What is needed is the number of lines below that contain the word "JSON", with no other output.

=== Data supplied ===

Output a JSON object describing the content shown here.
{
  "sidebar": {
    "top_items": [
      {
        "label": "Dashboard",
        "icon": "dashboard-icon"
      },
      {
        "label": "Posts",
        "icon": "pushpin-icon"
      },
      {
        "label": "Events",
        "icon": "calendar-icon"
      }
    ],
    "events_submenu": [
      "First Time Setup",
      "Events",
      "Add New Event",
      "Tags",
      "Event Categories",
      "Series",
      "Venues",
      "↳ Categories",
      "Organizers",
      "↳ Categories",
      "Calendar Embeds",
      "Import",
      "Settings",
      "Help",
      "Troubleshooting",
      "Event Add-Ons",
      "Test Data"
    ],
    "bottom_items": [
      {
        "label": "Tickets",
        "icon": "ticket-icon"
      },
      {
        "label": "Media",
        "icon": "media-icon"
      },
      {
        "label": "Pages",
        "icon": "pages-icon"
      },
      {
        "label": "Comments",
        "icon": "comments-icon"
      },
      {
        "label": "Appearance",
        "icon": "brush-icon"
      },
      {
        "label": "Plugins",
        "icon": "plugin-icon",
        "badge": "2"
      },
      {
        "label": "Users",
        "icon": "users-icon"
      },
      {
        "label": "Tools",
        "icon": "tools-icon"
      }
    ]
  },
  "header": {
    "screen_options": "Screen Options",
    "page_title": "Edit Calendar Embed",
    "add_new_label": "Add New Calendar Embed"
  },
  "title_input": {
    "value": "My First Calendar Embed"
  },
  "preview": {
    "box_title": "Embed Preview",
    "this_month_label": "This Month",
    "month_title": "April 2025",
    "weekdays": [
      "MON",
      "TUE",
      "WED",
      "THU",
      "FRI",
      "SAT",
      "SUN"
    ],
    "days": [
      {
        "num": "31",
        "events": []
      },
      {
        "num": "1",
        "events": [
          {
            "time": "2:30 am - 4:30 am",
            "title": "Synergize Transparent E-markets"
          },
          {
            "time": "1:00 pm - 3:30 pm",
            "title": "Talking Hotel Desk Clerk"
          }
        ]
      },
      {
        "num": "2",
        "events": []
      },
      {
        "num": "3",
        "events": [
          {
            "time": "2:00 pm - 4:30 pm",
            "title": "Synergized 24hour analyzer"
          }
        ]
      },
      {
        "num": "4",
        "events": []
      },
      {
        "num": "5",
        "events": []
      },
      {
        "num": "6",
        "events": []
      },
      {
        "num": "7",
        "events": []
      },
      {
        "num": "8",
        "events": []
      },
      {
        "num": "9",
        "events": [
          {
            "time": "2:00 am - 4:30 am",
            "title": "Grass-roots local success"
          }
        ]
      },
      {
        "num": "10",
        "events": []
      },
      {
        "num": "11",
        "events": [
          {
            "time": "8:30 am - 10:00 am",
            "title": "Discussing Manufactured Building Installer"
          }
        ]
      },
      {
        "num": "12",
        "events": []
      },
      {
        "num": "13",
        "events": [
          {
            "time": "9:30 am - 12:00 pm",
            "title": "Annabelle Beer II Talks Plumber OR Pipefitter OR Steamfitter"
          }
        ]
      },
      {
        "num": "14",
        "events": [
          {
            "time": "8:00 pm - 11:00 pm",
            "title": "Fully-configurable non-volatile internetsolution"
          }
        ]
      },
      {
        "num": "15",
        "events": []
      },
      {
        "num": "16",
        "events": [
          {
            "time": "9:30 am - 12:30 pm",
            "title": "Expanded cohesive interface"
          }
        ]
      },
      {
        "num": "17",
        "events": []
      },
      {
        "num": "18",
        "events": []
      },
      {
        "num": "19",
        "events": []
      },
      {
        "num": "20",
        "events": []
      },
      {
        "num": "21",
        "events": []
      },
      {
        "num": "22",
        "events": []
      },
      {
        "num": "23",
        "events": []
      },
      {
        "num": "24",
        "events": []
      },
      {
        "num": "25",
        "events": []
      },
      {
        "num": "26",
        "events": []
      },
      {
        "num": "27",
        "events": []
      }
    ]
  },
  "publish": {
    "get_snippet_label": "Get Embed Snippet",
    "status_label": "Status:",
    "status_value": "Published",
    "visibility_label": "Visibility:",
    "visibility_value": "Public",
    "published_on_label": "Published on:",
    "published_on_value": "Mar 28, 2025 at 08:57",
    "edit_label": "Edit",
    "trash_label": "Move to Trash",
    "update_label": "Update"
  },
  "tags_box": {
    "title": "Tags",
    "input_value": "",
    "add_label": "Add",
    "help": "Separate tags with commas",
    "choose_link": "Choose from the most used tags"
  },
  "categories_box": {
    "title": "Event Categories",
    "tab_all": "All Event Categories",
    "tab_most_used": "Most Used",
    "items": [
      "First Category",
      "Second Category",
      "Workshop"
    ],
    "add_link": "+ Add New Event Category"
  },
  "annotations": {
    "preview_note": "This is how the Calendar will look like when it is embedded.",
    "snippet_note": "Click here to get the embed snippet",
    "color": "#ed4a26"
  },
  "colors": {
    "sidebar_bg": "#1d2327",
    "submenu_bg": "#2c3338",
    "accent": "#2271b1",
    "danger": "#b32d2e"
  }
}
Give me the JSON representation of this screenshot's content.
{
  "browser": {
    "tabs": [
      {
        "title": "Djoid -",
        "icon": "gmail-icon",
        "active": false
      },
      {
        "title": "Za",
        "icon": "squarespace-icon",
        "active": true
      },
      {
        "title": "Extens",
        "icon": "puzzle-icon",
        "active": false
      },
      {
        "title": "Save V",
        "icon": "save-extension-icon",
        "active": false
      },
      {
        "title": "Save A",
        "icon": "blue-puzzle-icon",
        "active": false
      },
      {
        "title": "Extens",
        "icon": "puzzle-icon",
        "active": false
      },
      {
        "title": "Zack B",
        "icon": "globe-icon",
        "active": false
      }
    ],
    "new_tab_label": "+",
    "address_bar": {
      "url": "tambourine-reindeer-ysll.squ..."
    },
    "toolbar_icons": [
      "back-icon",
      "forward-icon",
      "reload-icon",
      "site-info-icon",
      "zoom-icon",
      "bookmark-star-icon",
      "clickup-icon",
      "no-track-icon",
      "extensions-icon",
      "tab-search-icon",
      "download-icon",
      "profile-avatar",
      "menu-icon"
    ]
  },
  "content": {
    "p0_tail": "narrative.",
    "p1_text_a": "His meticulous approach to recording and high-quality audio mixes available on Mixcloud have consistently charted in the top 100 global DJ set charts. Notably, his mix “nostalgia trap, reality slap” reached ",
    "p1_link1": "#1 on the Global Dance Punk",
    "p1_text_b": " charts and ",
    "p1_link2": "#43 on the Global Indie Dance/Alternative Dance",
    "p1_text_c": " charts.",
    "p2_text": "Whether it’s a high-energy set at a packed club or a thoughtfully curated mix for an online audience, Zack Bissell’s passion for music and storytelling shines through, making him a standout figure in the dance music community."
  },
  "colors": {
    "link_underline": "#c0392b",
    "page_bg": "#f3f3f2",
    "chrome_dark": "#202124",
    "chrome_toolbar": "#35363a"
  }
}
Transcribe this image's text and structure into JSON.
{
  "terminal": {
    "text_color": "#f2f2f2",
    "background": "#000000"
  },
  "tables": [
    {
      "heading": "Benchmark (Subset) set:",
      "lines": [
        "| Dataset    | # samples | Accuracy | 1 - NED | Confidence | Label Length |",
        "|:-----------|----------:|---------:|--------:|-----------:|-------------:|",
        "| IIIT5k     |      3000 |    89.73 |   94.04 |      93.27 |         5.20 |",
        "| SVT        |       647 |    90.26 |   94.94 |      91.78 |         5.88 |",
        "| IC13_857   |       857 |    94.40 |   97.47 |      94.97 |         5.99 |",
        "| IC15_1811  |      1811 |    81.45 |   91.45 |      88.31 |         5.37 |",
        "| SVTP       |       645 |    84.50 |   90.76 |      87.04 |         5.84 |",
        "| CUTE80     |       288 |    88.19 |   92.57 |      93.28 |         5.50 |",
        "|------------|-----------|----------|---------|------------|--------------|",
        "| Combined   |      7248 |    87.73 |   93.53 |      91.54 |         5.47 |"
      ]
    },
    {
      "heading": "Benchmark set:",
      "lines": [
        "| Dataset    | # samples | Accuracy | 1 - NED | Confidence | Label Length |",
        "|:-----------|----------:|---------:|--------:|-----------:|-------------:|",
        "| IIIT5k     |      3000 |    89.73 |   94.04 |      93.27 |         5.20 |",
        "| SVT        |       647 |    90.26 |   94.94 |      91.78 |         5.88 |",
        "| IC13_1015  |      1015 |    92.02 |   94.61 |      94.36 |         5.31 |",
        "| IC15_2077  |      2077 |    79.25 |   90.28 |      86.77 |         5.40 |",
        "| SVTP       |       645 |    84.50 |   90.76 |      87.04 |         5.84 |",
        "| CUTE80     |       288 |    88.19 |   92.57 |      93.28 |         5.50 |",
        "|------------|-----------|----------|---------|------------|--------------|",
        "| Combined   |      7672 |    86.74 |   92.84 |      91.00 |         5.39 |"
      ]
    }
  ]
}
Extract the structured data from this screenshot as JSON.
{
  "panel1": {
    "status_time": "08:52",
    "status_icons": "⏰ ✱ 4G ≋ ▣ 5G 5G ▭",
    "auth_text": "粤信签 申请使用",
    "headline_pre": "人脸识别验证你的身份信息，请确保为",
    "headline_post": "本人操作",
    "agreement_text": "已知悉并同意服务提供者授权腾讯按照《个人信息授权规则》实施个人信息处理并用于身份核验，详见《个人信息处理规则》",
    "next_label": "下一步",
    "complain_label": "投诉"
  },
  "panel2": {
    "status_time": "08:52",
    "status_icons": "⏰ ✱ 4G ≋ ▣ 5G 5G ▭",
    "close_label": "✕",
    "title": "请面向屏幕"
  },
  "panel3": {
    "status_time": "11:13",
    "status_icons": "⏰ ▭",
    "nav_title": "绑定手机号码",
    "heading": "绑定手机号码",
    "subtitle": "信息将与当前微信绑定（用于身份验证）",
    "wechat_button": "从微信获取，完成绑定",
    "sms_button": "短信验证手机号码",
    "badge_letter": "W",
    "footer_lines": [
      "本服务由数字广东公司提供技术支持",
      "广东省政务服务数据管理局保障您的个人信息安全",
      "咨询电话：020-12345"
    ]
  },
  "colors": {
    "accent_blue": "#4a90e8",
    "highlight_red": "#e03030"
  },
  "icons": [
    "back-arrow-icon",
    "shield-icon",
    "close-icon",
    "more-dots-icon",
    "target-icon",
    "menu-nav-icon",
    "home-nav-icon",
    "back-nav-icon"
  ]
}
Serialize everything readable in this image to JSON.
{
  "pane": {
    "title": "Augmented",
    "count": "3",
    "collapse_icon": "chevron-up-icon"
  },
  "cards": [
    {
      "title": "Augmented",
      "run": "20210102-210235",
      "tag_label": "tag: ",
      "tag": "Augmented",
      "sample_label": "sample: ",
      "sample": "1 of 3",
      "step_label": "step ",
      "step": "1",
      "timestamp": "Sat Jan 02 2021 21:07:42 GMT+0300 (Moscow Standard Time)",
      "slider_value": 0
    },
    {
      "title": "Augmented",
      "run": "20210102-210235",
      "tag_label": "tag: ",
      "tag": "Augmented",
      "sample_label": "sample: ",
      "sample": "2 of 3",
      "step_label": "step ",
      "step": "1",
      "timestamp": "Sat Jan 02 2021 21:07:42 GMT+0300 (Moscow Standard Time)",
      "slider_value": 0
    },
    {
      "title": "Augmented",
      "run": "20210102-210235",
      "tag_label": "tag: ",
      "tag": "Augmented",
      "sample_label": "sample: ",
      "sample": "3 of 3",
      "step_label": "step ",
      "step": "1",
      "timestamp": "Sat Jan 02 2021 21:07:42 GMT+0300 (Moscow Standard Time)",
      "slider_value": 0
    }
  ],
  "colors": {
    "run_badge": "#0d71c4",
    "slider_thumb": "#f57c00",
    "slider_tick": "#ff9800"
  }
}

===

Task solution
5